◆ TASK
Reproduce the records below exactly, but leave their pictures out of the copy.

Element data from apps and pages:
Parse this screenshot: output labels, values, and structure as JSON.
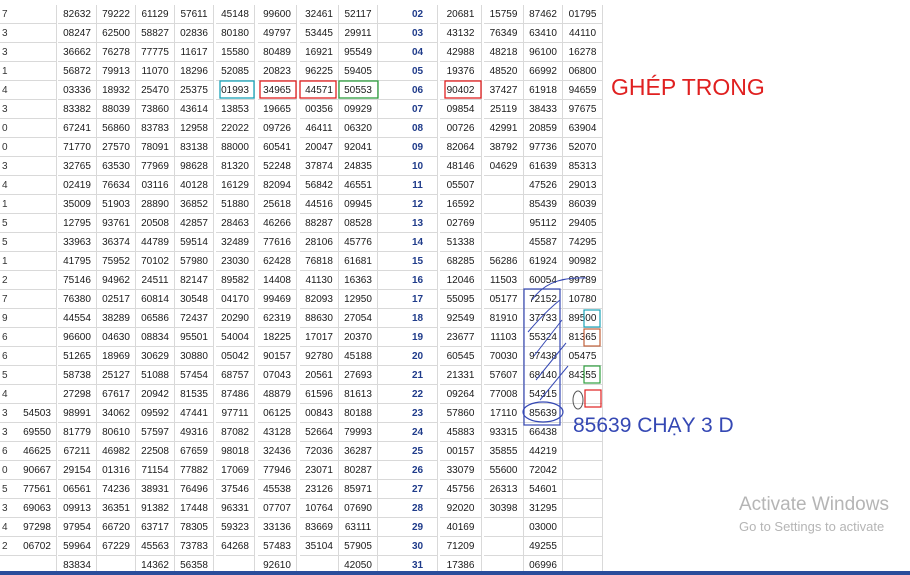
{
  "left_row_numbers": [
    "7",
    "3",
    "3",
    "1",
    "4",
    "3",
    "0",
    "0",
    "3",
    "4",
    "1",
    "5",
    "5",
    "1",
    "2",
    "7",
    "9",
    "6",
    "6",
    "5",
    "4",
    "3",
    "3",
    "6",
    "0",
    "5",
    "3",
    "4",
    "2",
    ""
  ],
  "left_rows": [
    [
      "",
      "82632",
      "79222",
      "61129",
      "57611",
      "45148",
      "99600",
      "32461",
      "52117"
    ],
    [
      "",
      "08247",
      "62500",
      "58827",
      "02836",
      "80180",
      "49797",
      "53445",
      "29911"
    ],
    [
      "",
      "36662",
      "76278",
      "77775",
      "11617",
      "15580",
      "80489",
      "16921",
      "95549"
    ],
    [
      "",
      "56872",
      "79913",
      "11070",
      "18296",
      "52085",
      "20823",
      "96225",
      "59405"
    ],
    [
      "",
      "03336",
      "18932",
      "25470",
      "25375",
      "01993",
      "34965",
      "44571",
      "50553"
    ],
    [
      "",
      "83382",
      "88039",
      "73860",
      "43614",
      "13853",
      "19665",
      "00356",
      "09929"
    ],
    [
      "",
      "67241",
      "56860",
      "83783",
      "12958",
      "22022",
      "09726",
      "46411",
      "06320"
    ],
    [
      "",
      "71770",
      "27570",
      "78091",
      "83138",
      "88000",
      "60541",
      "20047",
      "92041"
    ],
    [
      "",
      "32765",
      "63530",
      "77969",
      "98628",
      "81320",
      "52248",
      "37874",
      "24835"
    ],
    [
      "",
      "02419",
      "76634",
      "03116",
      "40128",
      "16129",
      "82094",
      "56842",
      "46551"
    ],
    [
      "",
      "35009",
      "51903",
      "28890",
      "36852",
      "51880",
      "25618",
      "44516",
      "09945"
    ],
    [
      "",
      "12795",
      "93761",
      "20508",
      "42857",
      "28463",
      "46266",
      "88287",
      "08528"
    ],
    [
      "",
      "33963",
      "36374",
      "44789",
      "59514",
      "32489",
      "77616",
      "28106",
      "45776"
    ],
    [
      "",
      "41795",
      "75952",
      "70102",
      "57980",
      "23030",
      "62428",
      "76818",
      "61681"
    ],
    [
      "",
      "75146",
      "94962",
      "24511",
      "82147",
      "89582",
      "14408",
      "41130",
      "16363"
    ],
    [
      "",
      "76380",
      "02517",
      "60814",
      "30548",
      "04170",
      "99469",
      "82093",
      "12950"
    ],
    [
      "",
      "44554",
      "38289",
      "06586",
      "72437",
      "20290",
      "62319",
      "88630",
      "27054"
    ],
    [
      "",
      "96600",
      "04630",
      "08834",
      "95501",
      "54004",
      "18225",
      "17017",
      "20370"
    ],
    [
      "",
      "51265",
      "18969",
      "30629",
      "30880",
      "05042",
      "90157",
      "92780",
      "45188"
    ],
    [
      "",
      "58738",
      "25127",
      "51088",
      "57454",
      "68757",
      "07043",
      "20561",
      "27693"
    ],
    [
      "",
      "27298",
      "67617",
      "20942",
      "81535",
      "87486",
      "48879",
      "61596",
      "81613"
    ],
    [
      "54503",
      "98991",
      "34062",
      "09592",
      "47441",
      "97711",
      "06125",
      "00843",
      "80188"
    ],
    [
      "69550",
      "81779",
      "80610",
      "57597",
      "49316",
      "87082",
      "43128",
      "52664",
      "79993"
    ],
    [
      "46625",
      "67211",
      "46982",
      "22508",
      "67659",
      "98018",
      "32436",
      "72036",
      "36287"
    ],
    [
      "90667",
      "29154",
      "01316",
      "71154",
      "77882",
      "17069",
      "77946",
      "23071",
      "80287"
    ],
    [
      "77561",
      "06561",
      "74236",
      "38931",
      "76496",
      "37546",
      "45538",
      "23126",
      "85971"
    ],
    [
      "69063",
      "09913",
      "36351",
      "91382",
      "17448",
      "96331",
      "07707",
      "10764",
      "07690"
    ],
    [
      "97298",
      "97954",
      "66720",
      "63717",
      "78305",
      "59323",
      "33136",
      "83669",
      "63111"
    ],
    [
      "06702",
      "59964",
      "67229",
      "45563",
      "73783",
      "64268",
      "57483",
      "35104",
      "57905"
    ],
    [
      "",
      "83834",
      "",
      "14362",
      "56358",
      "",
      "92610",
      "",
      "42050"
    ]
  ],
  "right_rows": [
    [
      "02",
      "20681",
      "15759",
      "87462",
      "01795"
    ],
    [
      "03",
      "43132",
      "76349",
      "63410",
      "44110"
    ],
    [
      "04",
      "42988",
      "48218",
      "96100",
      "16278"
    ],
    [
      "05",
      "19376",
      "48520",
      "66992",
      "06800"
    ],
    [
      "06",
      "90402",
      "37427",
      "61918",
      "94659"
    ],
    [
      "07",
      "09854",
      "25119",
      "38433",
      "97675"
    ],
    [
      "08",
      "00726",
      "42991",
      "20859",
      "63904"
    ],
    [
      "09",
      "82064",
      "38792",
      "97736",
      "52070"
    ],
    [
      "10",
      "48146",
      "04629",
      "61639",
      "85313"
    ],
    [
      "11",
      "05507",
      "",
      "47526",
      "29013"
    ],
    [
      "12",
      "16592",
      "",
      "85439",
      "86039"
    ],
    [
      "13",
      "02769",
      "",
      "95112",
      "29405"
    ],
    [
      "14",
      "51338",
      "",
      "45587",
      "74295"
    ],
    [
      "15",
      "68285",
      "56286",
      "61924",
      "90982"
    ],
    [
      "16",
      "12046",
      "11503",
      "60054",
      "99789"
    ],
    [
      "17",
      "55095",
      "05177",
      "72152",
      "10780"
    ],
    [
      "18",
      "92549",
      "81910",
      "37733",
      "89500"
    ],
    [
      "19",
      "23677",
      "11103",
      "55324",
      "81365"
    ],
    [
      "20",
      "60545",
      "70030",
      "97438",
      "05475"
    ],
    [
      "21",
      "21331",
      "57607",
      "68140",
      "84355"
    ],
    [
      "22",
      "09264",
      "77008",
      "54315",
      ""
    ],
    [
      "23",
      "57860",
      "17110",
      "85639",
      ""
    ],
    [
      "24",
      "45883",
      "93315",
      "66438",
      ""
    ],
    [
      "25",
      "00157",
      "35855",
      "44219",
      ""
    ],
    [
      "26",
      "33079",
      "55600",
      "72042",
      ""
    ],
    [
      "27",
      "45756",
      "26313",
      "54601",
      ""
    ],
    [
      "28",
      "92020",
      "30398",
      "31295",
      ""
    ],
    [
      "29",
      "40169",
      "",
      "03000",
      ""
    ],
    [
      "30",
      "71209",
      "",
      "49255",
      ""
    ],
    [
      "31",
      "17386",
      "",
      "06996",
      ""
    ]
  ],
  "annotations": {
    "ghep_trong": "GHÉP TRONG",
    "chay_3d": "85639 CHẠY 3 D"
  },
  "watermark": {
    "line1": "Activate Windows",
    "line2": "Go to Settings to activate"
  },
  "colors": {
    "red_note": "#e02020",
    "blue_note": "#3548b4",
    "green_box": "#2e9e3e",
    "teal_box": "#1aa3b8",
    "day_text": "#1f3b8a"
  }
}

◆ ANSWER FOR THE TASK
Parse this screenshot: output labels, values, and structure as JSON.
{
  "left_row_numbers": [
    "7",
    "3",
    "3",
    "1",
    "4",
    "3",
    "0",
    "0",
    "3",
    "4",
    "1",
    "5",
    "5",
    "1",
    "2",
    "7",
    "9",
    "6",
    "6",
    "5",
    "4",
    "3",
    "3",
    "6",
    "0",
    "5",
    "3",
    "4",
    "2",
    ""
  ],
  "left_rows": [
    [
      "",
      "82632",
      "79222",
      "61129",
      "57611",
      "45148",
      "99600",
      "32461",
      "52117"
    ],
    [
      "",
      "08247",
      "62500",
      "58827",
      "02836",
      "80180",
      "49797",
      "53445",
      "29911"
    ],
    [
      "",
      "36662",
      "76278",
      "77775",
      "11617",
      "15580",
      "80489",
      "16921",
      "95549"
    ],
    [
      "",
      "56872",
      "79913",
      "11070",
      "18296",
      "52085",
      "20823",
      "96225",
      "59405"
    ],
    [
      "",
      "03336",
      "18932",
      "25470",
      "25375",
      "01993",
      "34965",
      "44571",
      "50553"
    ],
    [
      "",
      "83382",
      "88039",
      "73860",
      "43614",
      "13853",
      "19665",
      "00356",
      "09929"
    ],
    [
      "",
      "67241",
      "56860",
      "83783",
      "12958",
      "22022",
      "09726",
      "46411",
      "06320"
    ],
    [
      "",
      "71770",
      "27570",
      "78091",
      "83138",
      "88000",
      "60541",
      "20047",
      "92041"
    ],
    [
      "",
      "32765",
      "63530",
      "77969",
      "98628",
      "81320",
      "52248",
      "37874",
      "24835"
    ],
    [
      "",
      "02419",
      "76634",
      "03116",
      "40128",
      "16129",
      "82094",
      "56842",
      "46551"
    ],
    [
      "",
      "35009",
      "51903",
      "28890",
      "36852",
      "51880",
      "25618",
      "44516",
      "09945"
    ],
    [
      "",
      "12795",
      "93761",
      "20508",
      "42857",
      "28463",
      "46266",
      "88287",
      "08528"
    ],
    [
      "",
      "33963",
      "36374",
      "44789",
      "59514",
      "32489",
      "77616",
      "28106",
      "45776"
    ],
    [
      "",
      "41795",
      "75952",
      "70102",
      "57980",
      "23030",
      "62428",
      "76818",
      "61681"
    ],
    [
      "",
      "75146",
      "94962",
      "24511",
      "82147",
      "89582",
      "14408",
      "41130",
      "16363"
    ],
    [
      "",
      "76380",
      "02517",
      "60814",
      "30548",
      "04170",
      "99469",
      "82093",
      "12950"
    ],
    [
      "",
      "44554",
      "38289",
      "06586",
      "72437",
      "20290",
      "62319",
      "88630",
      "27054"
    ],
    [
      "",
      "96600",
      "04630",
      "08834",
      "95501",
      "54004",
      "18225",
      "17017",
      "20370"
    ],
    [
      "",
      "51265",
      "18969",
      "30629",
      "30880",
      "05042",
      "90157",
      "92780",
      "45188"
    ],
    [
      "",
      "58738",
      "25127",
      "51088",
      "57454",
      "68757",
      "07043",
      "20561",
      "27693"
    ],
    [
      "",
      "27298",
      "67617",
      "20942",
      "81535",
      "87486",
      "48879",
      "61596",
      "81613"
    ],
    [
      "54503",
      "98991",
      "34062",
      "09592",
      "47441",
      "97711",
      "06125",
      "00843",
      "80188"
    ],
    [
      "69550",
      "81779",
      "80610",
      "57597",
      "49316",
      "87082",
      "43128",
      "52664",
      "79993"
    ],
    [
      "46625",
      "67211",
      "46982",
      "22508",
      "67659",
      "98018",
      "32436",
      "72036",
      "36287"
    ],
    [
      "90667",
      "29154",
      "01316",
      "71154",
      "77882",
      "17069",
      "77946",
      "23071",
      "80287"
    ],
    [
      "77561",
      "06561",
      "74236",
      "38931",
      "76496",
      "37546",
      "45538",
      "23126",
      "85971"
    ],
    [
      "69063",
      "09913",
      "36351",
      "91382",
      "17448",
      "96331",
      "07707",
      "10764",
      "07690"
    ],
    [
      "97298",
      "97954",
      "66720",
      "63717",
      "78305",
      "59323",
      "33136",
      "83669",
      "63111"
    ],
    [
      "06702",
      "59964",
      "67229",
      "45563",
      "73783",
      "64268",
      "57483",
      "35104",
      "57905"
    ],
    [
      "",
      "83834",
      "",
      "14362",
      "56358",
      "",
      "92610",
      "",
      "42050"
    ]
  ],
  "right_rows": [
    [
      "02",
      "20681",
      "15759",
      "87462",
      "01795"
    ],
    [
      "03",
      "43132",
      "76349",
      "63410",
      "44110"
    ],
    [
      "04",
      "42988",
      "48218",
      "96100",
      "16278"
    ],
    [
      "05",
      "19376",
      "48520",
      "66992",
      "06800"
    ],
    [
      "06",
      "90402",
      "37427",
      "61918",
      "94659"
    ],
    [
      "07",
      "09854",
      "25119",
      "38433",
      "97675"
    ],
    [
      "08",
      "00726",
      "42991",
      "20859",
      "63904"
    ],
    [
      "09",
      "82064",
      "38792",
      "97736",
      "52070"
    ],
    [
      "10",
      "48146",
      "04629",
      "61639",
      "85313"
    ],
    [
      "11",
      "05507",
      "",
      "47526",
      "29013"
    ],
    [
      "12",
      "16592",
      "",
      "85439",
      "86039"
    ],
    [
      "13",
      "02769",
      "",
      "95112",
      "29405"
    ],
    [
      "14",
      "51338",
      "",
      "45587",
      "74295"
    ],
    [
      "15",
      "68285",
      "56286",
      "61924",
      "90982"
    ],
    [
      "16",
      "12046",
      "11503",
      "60054",
      "99789"
    ],
    [
      "17",
      "55095",
      "05177",
      "72152",
      "10780"
    ],
    [
      "18",
      "92549",
      "81910",
      "37733",
      "89500"
    ],
    [
      "19",
      "23677",
      "11103",
      "55324",
      "81365"
    ],
    [
      "20",
      "60545",
      "70030",
      "97438",
      "05475"
    ],
    [
      "21",
      "21331",
      "57607",
      "68140",
      "84355"
    ],
    [
      "22",
      "09264",
      "77008",
      "54315",
      ""
    ],
    [
      "23",
      "57860",
      "17110",
      "85639",
      ""
    ],
    [
      "24",
      "45883",
      "93315",
      "66438",
      ""
    ],
    [
      "25",
      "00157",
      "35855",
      "44219",
      ""
    ],
    [
      "26",
      "33079",
      "55600",
      "72042",
      ""
    ],
    [
      "27",
      "45756",
      "26313",
      "54601",
      ""
    ],
    [
      "28",
      "92020",
      "30398",
      "31295",
      ""
    ],
    [
      "29",
      "40169",
      "",
      "03000",
      ""
    ],
    [
      "30",
      "71209",
      "",
      "49255",
      ""
    ],
    [
      "31",
      "17386",
      "",
      "06996",
      ""
    ]
  ],
  "annotations": {
    "ghep_trong": "GHÉP TRONG",
    "chay_3d": "85639 CHẠY 3 D"
  },
  "watermark": {
    "line1": "Activate Windows",
    "line2": "Go to Settings to activate"
  },
  "colors": {
    "red_note": "#e02020",
    "blue_note": "#3548b4",
    "green_box": "#2e9e3e",
    "teal_box": "#1aa3b8",
    "day_text": "#1f3b8a"
  }
}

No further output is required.